On July 1st, 2001, Portugal decriminalized every imaginable drug, from marijuana, to cocaine, to heroin. Some thought Lisbon would become a drug tourist haven, others predicted usage rates among youths to surge.
Eleven years later, it turns out they were both wrong.
Over a decade has passed since Portugal changed its philosophy from labeling drug users as criminals to labeling them as people affected by a disease. This time lapse has allowed statistics to develop and in time, has made Portugal an example to follow.
First, some clarification.
Portugal’s move to decriminalize does not mean people can carry around, use, and sell drugs free from police interference. That would be legalization. Rather, all drugs are “decriminalized,” meaning drug possession, distribution, and use is still illegal. While distribution and trafficking is still a criminal offense, possession and use is moved out of criminal courts and into a special court where each offender’s unique situation is judged by legal experts, psychologists, and social workers. Treatment and further action is decided in these courts, where addicts and drug use is treated as a public health service rather than referring it to the justice system (like the U.S.), reports Fox News.
The resulting effect: a drastic reduction in addicts, with Portuguese officials and reports highlighting that this number, at 100,000 before the new policy was enacted, has been halved in the following ten years. Portugal’s drug usage rates are now among the lowest of EU member states, according to the same report.
One more outcome: a lot less sick people. Drug related diseases including STDs and overdoses have been reduced even more than usage rates, which experts believe is the result of the government offering treatment with no threat of legal ramifications to addicts.
As long as they get the help an addict needs, those hooked on drugs in this country need not worry about getting punished severely.
While this policy is by no means news, the statistics and figures, which take years to develop and subsequently depict the effects of the change, seem to be worth noting.

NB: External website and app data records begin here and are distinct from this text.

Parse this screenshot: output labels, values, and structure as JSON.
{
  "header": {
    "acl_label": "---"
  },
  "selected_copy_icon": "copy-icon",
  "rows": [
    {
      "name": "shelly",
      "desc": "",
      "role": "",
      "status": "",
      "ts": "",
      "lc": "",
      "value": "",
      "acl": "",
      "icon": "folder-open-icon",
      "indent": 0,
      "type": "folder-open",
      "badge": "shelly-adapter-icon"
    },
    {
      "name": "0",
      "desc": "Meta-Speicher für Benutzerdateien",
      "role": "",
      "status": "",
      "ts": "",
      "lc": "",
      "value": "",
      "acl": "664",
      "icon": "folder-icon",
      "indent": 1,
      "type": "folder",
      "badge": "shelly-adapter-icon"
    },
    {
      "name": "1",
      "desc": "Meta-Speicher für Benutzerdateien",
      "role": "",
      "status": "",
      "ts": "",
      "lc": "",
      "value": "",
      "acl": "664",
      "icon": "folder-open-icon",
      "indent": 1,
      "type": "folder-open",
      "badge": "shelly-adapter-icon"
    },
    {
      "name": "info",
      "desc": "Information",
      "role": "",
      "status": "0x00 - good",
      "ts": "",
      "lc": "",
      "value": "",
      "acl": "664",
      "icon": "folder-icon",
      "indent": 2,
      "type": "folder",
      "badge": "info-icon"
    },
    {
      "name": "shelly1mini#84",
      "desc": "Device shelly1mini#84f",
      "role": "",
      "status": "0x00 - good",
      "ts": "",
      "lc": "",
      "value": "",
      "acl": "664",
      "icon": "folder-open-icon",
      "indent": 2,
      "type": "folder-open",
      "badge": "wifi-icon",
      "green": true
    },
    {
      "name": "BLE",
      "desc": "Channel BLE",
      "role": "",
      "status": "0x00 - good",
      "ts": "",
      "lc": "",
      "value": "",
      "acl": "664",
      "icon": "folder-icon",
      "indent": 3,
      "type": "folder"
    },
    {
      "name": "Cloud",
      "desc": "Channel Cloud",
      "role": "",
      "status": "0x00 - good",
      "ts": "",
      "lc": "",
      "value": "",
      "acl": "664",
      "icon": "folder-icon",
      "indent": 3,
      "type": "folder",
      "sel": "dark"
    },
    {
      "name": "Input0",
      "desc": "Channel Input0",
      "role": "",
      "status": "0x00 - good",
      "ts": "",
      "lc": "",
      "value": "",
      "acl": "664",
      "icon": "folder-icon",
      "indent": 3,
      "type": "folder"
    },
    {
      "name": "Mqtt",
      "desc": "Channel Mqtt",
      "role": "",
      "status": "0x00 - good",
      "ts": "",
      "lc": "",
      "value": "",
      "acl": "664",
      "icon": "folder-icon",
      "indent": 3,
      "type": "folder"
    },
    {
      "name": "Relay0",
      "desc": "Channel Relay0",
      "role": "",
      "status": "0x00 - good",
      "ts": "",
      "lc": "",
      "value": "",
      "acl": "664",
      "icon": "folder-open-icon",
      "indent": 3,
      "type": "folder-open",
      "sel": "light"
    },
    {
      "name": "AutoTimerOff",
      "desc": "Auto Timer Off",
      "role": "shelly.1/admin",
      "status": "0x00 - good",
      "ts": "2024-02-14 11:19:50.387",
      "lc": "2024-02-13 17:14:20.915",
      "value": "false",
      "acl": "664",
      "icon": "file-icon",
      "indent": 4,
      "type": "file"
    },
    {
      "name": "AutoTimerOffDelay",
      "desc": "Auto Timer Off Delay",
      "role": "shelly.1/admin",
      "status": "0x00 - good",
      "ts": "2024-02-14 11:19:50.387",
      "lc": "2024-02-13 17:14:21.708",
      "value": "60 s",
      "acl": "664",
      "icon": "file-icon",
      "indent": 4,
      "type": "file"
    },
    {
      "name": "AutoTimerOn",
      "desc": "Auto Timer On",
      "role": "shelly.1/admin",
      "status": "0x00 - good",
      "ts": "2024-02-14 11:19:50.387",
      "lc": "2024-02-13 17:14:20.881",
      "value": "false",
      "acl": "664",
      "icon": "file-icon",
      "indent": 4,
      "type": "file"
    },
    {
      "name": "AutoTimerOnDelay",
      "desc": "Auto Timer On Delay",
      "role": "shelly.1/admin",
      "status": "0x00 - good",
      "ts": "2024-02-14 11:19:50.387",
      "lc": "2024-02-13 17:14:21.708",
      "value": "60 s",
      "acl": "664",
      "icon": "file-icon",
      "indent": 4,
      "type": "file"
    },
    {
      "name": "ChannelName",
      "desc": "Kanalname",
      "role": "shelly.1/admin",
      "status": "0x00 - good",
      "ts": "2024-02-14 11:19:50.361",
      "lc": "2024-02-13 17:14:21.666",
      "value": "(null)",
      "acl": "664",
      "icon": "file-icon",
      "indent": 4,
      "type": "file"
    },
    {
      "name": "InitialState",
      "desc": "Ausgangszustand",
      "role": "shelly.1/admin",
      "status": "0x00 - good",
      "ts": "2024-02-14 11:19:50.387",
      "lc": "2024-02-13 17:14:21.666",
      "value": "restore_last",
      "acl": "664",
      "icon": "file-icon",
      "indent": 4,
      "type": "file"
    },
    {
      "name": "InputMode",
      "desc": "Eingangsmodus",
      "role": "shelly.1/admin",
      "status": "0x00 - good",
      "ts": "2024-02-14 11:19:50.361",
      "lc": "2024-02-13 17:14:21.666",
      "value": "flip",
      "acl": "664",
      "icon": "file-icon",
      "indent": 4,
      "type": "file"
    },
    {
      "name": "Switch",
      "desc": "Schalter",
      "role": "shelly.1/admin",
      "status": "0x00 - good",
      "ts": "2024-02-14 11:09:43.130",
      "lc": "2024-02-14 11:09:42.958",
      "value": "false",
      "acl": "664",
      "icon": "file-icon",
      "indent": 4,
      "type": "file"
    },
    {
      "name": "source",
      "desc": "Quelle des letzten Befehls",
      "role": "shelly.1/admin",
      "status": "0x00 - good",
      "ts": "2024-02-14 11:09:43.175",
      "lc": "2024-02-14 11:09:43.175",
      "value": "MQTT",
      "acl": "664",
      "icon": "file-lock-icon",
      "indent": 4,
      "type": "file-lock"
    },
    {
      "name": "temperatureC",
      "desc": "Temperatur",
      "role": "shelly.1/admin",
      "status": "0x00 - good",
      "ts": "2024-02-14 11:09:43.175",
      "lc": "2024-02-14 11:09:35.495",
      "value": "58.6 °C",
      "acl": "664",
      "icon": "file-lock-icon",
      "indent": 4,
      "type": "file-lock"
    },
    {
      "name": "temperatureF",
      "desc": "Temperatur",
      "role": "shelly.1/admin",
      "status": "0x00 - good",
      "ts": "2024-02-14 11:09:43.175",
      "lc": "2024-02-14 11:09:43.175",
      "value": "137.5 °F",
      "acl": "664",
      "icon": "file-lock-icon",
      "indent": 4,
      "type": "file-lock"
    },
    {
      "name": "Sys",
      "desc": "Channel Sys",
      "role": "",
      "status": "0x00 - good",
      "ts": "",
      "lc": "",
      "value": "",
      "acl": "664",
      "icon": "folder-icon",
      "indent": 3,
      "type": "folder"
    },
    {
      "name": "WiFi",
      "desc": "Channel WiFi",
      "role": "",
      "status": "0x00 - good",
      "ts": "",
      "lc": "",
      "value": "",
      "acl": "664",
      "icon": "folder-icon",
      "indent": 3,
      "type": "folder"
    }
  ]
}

In a country like America, which may take the philosophy of criminalization a bit far (more than half of America’s federal inmates are in prison on drug convictions), other alternatives must, and to a small degree, are being discussed.
For policymakers or people simply interested in this topic, cases like Portugal are a great place to start.